Science funding, Carbon capture storage, Graphene
Adam Rutherford explores the government's pledge to protect the UK science budget. He asks Jo Johnson, minister for Universities and Science, how they are allocating the funds.
Science Funding Review
In the Comprehensive Spending Review last week, the Government announced its commitment to protect the science budget in 'real terms'. After five years of declining spending on science, this has been welcomed by many in the research community. But a lot of the detail is still to emerge. Adam asks Minister for Universities and Science, Jo Johnson where the extra funds are coming from? Is it a case of money being moved around, between departments or is there really an extra £1.5 billion, over the next 5 years, in the science research pot?
Carbon Capture Storage
Five years ago, amid much fanfare, the Chancellor of the Exchequer, George Osborne, committed £1 billion to the development of carbon capture and storage - the technology to extract carbon dioxide from the exhaust streams of power stations, and bury it underground. This technology is one strategy for reducing our impact on the climate while keeping coal, oil and gas as options for generating energy.

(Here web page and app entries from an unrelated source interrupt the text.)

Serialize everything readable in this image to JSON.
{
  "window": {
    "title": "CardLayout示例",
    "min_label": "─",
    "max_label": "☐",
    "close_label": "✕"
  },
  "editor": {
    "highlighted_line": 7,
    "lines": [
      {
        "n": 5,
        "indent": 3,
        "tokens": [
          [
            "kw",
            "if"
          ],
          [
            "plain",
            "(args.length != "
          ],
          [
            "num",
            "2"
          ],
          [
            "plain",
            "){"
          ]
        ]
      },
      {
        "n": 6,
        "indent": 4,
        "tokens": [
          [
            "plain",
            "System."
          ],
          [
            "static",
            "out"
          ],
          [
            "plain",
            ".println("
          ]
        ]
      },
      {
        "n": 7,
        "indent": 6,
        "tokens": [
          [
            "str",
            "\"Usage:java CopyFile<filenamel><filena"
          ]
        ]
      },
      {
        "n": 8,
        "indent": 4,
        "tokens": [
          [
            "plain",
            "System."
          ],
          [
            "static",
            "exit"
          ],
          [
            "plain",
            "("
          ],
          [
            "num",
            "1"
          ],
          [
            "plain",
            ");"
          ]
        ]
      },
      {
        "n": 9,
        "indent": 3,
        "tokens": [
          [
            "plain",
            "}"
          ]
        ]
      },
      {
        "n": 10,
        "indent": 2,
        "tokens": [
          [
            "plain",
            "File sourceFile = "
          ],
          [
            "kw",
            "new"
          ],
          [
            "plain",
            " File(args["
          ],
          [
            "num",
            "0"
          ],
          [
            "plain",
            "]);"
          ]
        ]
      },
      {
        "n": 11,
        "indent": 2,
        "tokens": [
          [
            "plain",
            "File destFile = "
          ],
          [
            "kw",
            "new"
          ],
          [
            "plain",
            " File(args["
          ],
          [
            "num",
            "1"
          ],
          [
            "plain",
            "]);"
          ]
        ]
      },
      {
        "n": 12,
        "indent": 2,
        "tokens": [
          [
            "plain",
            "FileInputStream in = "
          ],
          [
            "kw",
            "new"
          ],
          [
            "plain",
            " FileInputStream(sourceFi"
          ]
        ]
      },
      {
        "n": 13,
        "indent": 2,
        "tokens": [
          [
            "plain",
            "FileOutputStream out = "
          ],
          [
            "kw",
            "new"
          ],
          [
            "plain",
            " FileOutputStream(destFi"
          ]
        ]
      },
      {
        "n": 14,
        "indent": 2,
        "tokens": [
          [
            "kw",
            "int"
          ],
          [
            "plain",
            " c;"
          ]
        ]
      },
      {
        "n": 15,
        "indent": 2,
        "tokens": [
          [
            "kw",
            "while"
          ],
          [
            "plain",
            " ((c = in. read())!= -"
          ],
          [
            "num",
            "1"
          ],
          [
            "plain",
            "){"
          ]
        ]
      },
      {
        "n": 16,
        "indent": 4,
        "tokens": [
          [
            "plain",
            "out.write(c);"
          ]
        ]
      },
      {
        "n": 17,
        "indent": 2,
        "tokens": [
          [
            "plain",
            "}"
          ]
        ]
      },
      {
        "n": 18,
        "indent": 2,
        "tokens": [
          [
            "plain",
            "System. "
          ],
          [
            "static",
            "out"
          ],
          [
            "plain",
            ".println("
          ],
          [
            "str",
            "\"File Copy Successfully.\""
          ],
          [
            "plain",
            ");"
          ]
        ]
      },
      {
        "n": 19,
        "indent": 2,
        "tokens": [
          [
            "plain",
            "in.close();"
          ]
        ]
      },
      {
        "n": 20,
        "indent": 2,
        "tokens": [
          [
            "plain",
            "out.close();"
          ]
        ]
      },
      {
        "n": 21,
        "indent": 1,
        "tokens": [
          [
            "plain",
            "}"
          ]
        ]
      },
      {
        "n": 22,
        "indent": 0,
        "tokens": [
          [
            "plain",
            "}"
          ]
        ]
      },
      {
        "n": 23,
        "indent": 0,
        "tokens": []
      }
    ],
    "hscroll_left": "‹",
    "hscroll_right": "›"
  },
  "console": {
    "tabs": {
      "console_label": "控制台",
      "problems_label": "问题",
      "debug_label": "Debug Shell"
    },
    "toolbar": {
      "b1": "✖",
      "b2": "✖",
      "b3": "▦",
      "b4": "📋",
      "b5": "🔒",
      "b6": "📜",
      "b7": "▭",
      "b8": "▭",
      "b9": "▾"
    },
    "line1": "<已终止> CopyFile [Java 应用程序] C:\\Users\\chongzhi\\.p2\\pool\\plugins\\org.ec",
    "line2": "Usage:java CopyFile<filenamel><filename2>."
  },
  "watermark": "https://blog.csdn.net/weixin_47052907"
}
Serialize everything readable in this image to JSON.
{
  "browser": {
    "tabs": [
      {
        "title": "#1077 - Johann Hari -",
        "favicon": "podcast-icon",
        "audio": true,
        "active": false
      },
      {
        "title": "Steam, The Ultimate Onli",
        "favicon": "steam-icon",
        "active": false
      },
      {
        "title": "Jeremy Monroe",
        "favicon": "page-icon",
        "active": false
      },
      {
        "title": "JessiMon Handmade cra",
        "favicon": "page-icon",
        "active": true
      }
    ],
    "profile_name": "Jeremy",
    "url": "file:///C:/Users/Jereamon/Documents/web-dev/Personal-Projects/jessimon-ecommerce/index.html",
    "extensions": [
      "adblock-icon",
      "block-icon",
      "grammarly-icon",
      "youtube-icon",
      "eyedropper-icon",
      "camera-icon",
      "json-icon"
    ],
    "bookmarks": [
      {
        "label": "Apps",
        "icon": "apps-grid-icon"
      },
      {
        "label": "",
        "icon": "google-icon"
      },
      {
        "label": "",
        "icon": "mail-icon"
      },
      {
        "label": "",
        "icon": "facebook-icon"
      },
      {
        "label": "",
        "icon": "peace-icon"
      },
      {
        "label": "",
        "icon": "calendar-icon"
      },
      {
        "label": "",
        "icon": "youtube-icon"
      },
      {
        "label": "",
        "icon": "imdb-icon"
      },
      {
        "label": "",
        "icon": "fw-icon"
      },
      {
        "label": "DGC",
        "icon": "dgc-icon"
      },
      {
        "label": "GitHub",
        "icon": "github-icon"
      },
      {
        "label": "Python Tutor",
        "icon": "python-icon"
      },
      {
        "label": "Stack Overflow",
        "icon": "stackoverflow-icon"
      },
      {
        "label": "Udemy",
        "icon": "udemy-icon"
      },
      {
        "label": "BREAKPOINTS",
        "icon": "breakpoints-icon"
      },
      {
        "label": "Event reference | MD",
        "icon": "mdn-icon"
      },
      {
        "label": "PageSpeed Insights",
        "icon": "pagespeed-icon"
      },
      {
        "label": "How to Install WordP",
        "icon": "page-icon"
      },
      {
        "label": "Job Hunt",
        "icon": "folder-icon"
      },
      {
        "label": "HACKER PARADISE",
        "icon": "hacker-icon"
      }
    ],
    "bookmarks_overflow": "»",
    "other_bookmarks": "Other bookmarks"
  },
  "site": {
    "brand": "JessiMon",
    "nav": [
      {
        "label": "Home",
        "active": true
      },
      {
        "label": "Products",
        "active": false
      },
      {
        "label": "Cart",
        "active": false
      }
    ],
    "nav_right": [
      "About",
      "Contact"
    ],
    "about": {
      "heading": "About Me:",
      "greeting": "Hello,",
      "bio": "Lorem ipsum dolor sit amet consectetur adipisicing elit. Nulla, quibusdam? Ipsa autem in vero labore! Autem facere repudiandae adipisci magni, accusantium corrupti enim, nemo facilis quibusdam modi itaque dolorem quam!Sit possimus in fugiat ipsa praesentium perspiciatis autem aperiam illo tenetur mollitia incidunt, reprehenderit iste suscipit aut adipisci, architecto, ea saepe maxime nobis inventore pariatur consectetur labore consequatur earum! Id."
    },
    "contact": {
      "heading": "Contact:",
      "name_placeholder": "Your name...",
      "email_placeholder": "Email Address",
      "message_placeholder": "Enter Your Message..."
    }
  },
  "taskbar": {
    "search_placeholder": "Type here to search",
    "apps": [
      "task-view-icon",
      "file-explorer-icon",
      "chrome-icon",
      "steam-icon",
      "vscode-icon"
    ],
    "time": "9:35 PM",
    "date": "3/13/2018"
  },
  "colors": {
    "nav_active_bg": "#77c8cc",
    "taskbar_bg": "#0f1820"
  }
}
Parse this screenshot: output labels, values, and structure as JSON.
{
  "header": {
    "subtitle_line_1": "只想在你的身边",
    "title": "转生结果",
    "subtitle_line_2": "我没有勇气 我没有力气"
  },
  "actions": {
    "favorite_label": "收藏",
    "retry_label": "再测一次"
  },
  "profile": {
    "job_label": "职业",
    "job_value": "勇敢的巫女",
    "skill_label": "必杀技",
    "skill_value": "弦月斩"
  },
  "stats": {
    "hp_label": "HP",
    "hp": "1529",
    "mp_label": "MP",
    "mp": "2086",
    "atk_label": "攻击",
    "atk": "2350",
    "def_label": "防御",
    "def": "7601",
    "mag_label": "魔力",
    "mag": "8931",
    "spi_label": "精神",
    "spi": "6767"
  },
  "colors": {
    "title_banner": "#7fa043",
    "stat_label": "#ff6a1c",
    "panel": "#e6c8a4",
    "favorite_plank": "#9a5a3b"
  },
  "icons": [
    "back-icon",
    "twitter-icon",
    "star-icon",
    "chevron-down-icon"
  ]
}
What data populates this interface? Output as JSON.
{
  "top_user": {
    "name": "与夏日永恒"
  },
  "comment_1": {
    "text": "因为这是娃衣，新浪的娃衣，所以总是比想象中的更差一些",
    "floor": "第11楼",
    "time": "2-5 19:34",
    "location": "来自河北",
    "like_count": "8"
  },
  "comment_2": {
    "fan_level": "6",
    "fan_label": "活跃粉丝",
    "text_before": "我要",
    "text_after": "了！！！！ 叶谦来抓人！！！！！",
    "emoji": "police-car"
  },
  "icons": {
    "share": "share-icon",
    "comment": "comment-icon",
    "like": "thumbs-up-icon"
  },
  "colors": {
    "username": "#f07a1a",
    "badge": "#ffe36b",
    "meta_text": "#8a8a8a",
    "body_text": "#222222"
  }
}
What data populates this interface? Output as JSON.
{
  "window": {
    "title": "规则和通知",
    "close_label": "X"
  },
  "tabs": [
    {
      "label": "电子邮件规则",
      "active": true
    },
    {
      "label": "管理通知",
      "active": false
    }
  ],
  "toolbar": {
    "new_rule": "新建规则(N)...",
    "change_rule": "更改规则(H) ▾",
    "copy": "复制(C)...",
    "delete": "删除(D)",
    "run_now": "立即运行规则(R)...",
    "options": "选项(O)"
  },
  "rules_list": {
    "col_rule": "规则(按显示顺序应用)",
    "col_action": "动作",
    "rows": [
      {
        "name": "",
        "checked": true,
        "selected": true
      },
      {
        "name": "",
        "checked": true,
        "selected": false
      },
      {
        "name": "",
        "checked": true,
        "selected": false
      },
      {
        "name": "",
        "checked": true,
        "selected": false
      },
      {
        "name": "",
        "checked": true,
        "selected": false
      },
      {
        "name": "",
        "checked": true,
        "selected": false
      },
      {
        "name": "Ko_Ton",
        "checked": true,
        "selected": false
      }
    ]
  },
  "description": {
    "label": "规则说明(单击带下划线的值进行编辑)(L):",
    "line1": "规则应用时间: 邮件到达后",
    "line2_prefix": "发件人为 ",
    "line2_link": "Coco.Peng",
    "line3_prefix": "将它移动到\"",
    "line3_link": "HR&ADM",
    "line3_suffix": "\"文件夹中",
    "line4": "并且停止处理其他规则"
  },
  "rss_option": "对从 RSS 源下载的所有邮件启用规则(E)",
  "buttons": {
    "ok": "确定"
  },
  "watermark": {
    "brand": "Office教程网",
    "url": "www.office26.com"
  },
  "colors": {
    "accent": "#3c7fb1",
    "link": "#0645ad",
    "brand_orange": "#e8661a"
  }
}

Given the discussions going on right now over in Paris at the United Nations Climate Change Conference, COP 21, this might seem like a suitable commitment for the UK's plans to address global warming. But in the recent Comprehensive Spending Review, the Government have withdrawn the money, effectively ending the current CCS research in the UK.
In contrast, one of the many recent success stories in UK science, graphene, is set to be a focus of research in the Government's plans. Graphene is the world's first truly two dimensional material; incredibly strong, very light and extremely flexible. It is also capable of conducting heat and electricity, so it is a material exciting scientists and industry alike. Since the isolation of graphene in Manchester in 2004 the UK has been at the forefront in graphene research. This year the National Graphene Institute in Manchester was opened, with a remit to link basic, fundamental research to graphene commerce and industry.
Producer: Fiona Roberts.